When we settle into our beds at night, we usually experience a pleasant sense of unburdening. After a long day of walking, sitting and standing, letting gravity do the work and sinking into a soft mattress can be a relief. But thousands of miles above the Earth, where astronauts live and work in zero gravity aboard the International Space Station (ISS), going to sleep in space presents a much different situation.
Since November 2000, the ISS has never been empty, with at most three astronauts living onboard. (After its completion, as many as six astronauts will stay there.) They stay up there for many months at a time, and their daily routine is widely varied. For instance, on May 19, 2008, the crew woke up at 6:00 a.m., and at 6:40 had a lengthy breakfast. At 9:30 the astronauts had a short telephone interview with the editor of Russian magazine "Cosmos," which was quickly followed by nearly three hours of exercise. After a lunch of prepared space food, the crew completed several tasks in between more exercise and another phone conference. By 8:00 p.m. they'd managed to finish dinner and squeeze in a private talk with their families.
After a busy day of exercising, spacewalking and research, the least an astronaut could ask for is a good night's sleep. But even the idea of "night" changes onboard a space shuttle, when an orbiter zooms around the Earth several times a day. And with the effects of microgravity and weightlessness, even the quality of sleep in space is different from that on Earth.
What's it like for astronauts to sleep in space?

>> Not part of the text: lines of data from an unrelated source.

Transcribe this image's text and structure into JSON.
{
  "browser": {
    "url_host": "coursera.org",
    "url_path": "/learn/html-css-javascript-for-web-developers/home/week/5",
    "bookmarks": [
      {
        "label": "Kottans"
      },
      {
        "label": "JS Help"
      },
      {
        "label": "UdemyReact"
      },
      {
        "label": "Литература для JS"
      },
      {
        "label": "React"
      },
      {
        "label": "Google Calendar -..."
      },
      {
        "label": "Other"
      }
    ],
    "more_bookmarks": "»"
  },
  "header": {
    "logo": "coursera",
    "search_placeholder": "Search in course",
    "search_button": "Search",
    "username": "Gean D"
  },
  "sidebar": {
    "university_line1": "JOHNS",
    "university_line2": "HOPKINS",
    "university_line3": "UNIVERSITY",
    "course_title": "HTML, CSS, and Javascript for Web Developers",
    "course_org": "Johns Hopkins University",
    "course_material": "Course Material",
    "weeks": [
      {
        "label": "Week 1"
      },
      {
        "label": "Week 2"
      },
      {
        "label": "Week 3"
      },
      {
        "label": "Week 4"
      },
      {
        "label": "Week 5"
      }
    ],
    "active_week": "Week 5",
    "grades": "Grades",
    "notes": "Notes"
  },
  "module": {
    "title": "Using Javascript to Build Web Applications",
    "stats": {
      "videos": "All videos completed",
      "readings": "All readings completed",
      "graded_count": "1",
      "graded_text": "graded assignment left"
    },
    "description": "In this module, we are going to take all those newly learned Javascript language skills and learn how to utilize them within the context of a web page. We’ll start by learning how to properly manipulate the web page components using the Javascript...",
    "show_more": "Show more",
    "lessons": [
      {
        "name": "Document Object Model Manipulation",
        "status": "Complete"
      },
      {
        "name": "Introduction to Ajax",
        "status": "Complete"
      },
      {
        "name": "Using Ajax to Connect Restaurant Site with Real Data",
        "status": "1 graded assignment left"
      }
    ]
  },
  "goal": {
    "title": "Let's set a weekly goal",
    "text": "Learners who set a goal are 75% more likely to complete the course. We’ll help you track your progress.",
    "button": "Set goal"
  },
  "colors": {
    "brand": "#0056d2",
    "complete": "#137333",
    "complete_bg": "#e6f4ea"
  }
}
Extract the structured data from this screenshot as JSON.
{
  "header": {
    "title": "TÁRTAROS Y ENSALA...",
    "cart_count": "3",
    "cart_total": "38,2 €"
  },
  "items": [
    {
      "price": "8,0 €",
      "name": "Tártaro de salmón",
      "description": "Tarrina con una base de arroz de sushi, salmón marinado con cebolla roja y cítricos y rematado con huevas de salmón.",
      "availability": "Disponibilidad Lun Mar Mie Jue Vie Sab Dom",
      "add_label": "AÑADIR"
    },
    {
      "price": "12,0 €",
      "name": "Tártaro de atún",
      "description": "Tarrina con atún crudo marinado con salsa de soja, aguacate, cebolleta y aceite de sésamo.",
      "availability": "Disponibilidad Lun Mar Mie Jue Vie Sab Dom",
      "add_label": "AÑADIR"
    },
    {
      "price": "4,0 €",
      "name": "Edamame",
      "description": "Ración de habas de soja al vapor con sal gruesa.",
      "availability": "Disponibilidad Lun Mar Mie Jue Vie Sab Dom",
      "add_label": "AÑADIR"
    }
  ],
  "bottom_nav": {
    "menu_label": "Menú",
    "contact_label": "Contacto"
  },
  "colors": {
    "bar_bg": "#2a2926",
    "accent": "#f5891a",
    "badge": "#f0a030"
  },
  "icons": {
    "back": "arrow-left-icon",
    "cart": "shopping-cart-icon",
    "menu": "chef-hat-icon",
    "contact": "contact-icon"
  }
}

Do they just float around without anything to hold them down, or are they attached to something? Is it difficult to sleep in space, or do the effects of low gravity actually make it easier? To learn how astronauts get their Z's in zero gravity, read the next page.